China's holdout homeowners stuck in the road

Photographs of an elderly couple's house in the middle of a newly constructed road go viral on the internet.

    China's holdout homeowners stuck in the road
    Luo Baogen, the owner of the five-floor "nail" house is still waiting for government compensation [AFP]

    Pictures of an elderly couple's house standing in the middle of a huge dual carriageway as they hold out for compensation to leave have gone viral on the internet in China.

    The photographs, widely carried by Chinese state media and Internet sites on Friday, show a partially demolished five-storey block of flats in the centre of the road in Wenling city in the eastern province of Zhejiang.

    The phenomenon is called a "nail" house in China, as such buildings stick out and are difficult to remove like a stubborn nail.

    Luo Baogen, 67, and his 65-year-old wife have waged a four-year battle to receive more than the 260,000 yuan ($41,300) compensation offered by the local government of Daxi, the China Daily newspaper said.

    "What a sight. I hope they can carry on," said blogger Guangshen Zhuxiaozi on the popular Sina microblog service.

    Another who gave the name Ha Pu Sheng said: "The common people are always disadvantaged.

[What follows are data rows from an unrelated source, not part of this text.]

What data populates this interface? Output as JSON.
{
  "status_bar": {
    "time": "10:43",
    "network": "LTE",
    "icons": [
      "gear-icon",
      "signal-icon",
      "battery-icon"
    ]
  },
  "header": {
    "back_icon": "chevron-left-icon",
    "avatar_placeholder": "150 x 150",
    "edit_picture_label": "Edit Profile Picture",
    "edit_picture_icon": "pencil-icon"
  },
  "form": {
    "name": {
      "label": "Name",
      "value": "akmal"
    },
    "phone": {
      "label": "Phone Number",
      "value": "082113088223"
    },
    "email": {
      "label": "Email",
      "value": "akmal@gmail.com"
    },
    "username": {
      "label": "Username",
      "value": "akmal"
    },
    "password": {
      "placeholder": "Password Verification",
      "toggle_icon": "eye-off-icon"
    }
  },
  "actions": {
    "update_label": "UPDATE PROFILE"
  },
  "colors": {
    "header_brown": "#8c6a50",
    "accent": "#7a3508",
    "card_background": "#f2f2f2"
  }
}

The method of the government is so inhumane."

    Local governments in China can earn enormous revenue by evicting people to clear land and reselling it to property developers, according to AFP news agency.

    The road has yet to open officially, and state media carried conflicting accounts over whether Luo had finally agreed to accept an offer for his family's home.

    Daxi government officials declined to comment.

    Despite their new separation from their neighbours, the couple still have mains electricity, running water and cable television, according to the Shanghai Daily.

    Some bloggers praised the government's restraint, saying authorities had so far refrained from a forcible eviction and knocking down the building.

    "I see progress in local officials," said Wudi De Daniupai.

    There have been several previous "nail house" cases, including one in the southwestern city of Chongqing in 2007 in which the property developer excavated a deep pit around the holdout's home.


    YOU MIGHT ALSO LIKE

    Interactive: How does your country vote at the UN?

    Interactive: How does your country vote at the UN?

    Explore how your country voted on global issues since 1946, as the world gears up for the 74th UN General Assembly.

    'We were forced out by the government soldiers'

    'We were forced out by the government soldiers'

    We dialled more than 35,000 random phone numbers to paint an accurate picture of displacement across South Sudan.

    Interactive: Plundering Cambodia's forests

    Interactive: Plundering Cambodia's forests

    Meet the man on a mission to take down Cambodia's timber tycoons and expose a rampant illegal cross-border trade.